U.S. taxation policy remains a contentious issue and shifts depending on who is in the White House.
Investors need to stay informed on current legislation, so they can engage in proactive financial planning and minimize their tax obligations.
Mapping the Spread of Words Along Trade Routes
When goods traveled to new regions, their native names sometimes hitchhiked along with them. This map shows the spread of loanwords around the world.
Mapping the Spread of Words Along Trade Routes
In the early history of international trade, when exotic goods traveled to new regions, their native names sometimes hitchhiked along with them.
Naturally, the Germans have a term – Wanderwörter – for these extraordinary loanwords that journey around the globe, mutating subtly along the way.
Today’s map, produced by Haisam Hussein for Lapham’s Quarterly, charts the flow of Wanderwörter along global trade routes.
China’s export dominance over tea influenced how people around the world refer to their steeped beverages.
The spread of tea along the Silk Road from Mandarin-speaking Northern China resulted in much of Asia and Africa having similar sounding words for tea. Chá evolved into the chai widely consumed in India and surrounding areas today.
Tea’s other major trade route, through Min-speaking Southern China, spread the pronunciation that became the standard around Europe. This is why we see such striking similarities between thé (French), thee (Dutch), tee (German), té (Spanish), and tè (Italian).
Sometimes, a word’s journey isn’t completely linear.
In the case of tomatoes, the Italians’ decision to dub the red fruit pomodoro, or golden apple, led to a linguistic fork in the road. This is the reason the English name for tomatoes is still similar to the Aztec term tomatl, but in Russian, pomidor can be traced back to Italian.
Many people in North America would be surprised to learn that “cotton” is a direct link to the Arabic word al-qutn.
When the Spanish brought coca from South America and spread it into the global market, its easy-to-pronounce name tagged along for the entire journey.

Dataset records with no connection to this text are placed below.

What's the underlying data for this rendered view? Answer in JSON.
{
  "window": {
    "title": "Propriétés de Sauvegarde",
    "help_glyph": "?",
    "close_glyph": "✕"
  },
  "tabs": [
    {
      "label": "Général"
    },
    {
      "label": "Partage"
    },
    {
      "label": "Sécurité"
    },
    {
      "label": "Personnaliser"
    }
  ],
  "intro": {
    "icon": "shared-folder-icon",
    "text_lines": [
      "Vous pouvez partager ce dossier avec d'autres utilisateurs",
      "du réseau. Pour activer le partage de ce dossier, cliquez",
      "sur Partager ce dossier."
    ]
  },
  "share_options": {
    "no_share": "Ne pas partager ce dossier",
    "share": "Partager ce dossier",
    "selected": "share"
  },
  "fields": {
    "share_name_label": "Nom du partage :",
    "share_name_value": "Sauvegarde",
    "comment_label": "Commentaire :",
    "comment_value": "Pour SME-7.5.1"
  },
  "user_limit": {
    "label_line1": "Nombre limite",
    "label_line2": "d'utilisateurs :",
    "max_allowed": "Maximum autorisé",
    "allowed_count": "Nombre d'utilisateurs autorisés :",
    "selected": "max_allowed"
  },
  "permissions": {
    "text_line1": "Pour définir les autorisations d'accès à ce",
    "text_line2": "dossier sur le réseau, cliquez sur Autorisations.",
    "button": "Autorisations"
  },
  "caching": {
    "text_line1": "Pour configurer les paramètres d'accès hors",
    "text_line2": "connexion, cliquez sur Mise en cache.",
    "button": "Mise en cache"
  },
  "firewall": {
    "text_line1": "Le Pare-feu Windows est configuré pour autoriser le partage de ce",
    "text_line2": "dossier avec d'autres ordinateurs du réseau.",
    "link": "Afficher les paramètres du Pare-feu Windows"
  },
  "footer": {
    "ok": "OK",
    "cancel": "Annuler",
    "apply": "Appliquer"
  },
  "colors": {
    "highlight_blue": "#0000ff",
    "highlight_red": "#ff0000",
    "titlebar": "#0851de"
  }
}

Though its spelling may differ across cultures, say the word “coca” in many countries and people will likely know what you’re referring to.
A Small World After All
Most of us are vaguely aware that parts of our langauge consist of loanwords from other regions and cultures, but seeing the spread of language in map form is a powerful reminder that the globalization as we know it is a continuation of centuries of commercial and cultural exchange.
Markets4 months ago
The Jeff Bezos Empire in One Giant Chart
Maps7 months ago
Mercator Misconceptions: Clever Map Shows the True Size of Countries
Advertising3 months ago
Meet Generation Z: The Newest Member to the Workforce
Misc6 months ago
24 Cognitive Biases That Are Warping Your Perception of Reality
Technology5 months ago
The 20 Internet Giants That Rule the Web
Advertising2 months ago
How the Tech Giants Make Their Billions
Environment3 months ago
The World’s 25 Largest Lakes, Side by Side
Chart of the Week4 months ago
Chart: The World’s Largest 10 Economies in 2030